(Dataset rows for apps and sites)
****************
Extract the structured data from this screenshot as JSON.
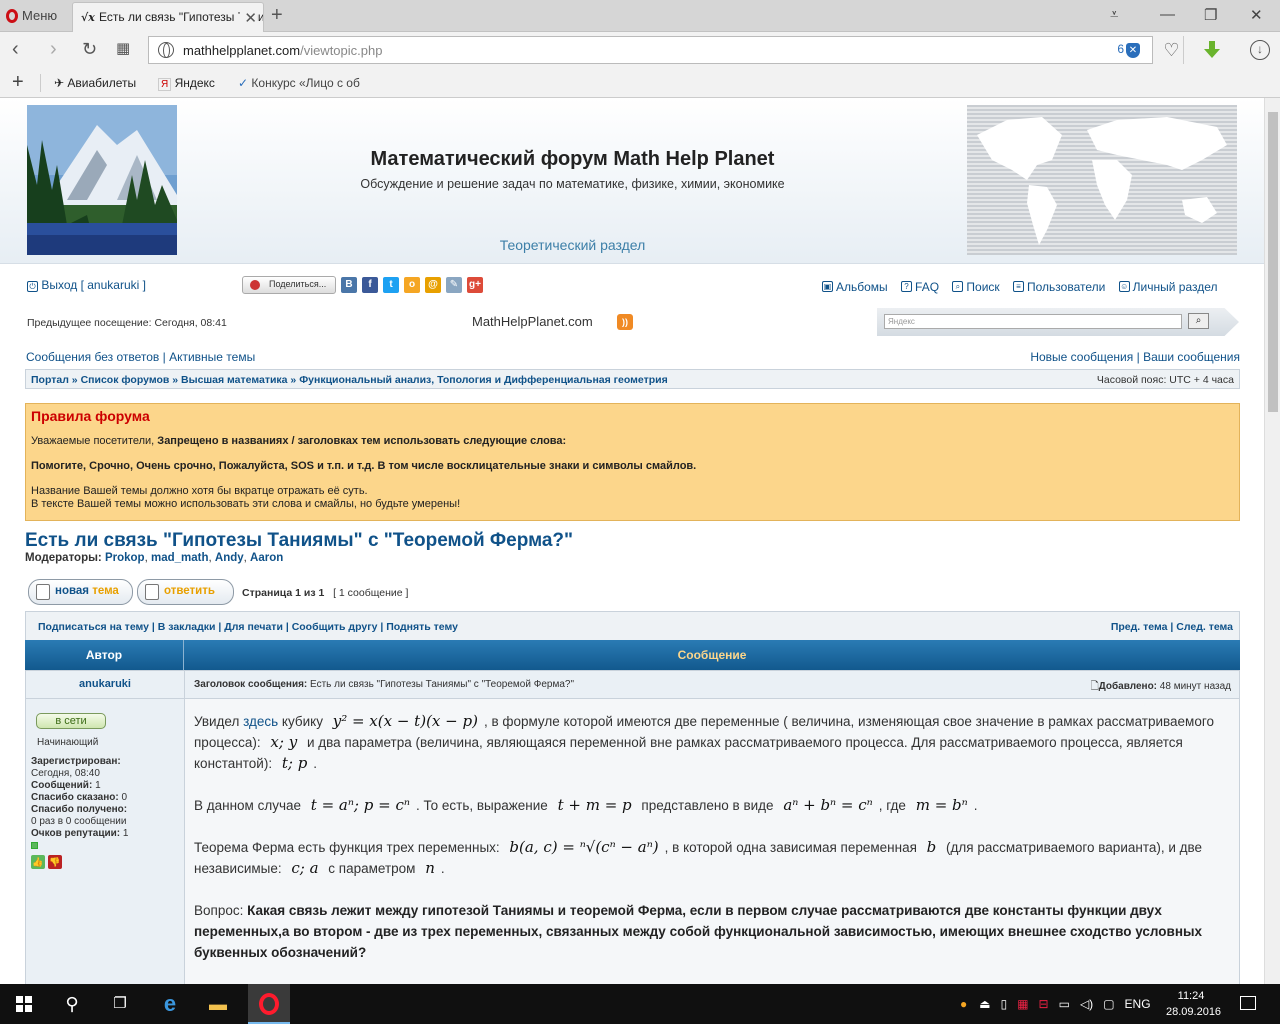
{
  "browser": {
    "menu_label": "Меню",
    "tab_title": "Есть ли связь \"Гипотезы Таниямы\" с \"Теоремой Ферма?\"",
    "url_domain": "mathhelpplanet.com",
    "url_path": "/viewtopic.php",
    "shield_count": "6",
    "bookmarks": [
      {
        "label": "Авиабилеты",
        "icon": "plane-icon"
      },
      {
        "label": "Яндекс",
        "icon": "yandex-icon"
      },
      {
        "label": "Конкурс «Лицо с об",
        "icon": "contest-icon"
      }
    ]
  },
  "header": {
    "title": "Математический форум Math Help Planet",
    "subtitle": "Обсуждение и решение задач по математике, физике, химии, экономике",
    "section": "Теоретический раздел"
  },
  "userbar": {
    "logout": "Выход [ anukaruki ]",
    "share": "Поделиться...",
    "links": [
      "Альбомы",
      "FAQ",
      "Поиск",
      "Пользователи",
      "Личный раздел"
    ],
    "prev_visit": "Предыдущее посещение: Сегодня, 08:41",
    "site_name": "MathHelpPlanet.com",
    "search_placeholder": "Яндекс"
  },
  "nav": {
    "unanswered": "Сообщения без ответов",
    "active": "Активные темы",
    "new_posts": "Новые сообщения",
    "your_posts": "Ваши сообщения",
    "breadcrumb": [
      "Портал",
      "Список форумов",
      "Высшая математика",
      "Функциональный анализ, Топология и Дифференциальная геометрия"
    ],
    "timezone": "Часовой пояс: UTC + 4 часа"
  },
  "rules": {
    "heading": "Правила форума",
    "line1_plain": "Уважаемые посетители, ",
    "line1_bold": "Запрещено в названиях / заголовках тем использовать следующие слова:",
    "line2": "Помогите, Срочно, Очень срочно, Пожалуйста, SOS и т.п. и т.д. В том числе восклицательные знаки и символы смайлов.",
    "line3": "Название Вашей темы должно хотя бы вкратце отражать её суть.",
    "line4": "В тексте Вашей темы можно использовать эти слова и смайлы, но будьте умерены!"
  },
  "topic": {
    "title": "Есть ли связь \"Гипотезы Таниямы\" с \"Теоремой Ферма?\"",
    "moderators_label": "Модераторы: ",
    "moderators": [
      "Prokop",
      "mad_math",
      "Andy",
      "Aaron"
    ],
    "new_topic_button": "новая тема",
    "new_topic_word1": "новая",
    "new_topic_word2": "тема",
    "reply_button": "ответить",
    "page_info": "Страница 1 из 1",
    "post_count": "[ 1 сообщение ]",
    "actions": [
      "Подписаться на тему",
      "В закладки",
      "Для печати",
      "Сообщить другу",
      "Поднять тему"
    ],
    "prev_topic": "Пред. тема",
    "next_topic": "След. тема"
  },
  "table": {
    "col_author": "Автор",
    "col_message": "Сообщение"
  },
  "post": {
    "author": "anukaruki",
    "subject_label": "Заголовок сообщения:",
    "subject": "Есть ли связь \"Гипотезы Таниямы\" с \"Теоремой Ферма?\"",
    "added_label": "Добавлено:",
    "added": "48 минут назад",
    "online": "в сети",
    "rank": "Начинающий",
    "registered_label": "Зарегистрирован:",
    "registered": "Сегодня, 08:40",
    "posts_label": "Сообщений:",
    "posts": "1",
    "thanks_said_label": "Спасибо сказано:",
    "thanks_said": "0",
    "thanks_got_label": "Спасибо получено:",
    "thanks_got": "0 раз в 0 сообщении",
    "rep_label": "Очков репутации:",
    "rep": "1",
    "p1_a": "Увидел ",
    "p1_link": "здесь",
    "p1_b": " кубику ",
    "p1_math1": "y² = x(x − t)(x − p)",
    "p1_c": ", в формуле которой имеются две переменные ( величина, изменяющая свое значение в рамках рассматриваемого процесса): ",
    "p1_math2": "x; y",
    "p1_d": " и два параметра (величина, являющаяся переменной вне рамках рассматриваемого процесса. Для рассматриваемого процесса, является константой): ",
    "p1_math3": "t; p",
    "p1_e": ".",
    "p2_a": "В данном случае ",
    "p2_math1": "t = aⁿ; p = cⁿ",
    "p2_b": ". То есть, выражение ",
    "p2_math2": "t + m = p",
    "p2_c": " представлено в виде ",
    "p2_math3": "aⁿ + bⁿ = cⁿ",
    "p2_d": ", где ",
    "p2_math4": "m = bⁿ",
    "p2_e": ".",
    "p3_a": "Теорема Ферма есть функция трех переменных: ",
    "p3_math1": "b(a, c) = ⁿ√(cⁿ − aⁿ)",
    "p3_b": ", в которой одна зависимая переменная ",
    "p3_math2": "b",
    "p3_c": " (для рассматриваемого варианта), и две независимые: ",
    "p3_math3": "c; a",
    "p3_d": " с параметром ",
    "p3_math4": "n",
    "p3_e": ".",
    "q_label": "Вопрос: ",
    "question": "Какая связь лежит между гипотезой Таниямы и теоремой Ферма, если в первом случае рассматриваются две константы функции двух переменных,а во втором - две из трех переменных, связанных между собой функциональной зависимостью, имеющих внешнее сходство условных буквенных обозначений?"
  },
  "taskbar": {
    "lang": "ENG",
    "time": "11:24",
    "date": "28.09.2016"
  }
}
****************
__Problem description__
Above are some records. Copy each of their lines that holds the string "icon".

__Solution to the problem__
        "icon": "plane-icon"
        "icon": "yandex-icon"
        "icon": "contest-icon"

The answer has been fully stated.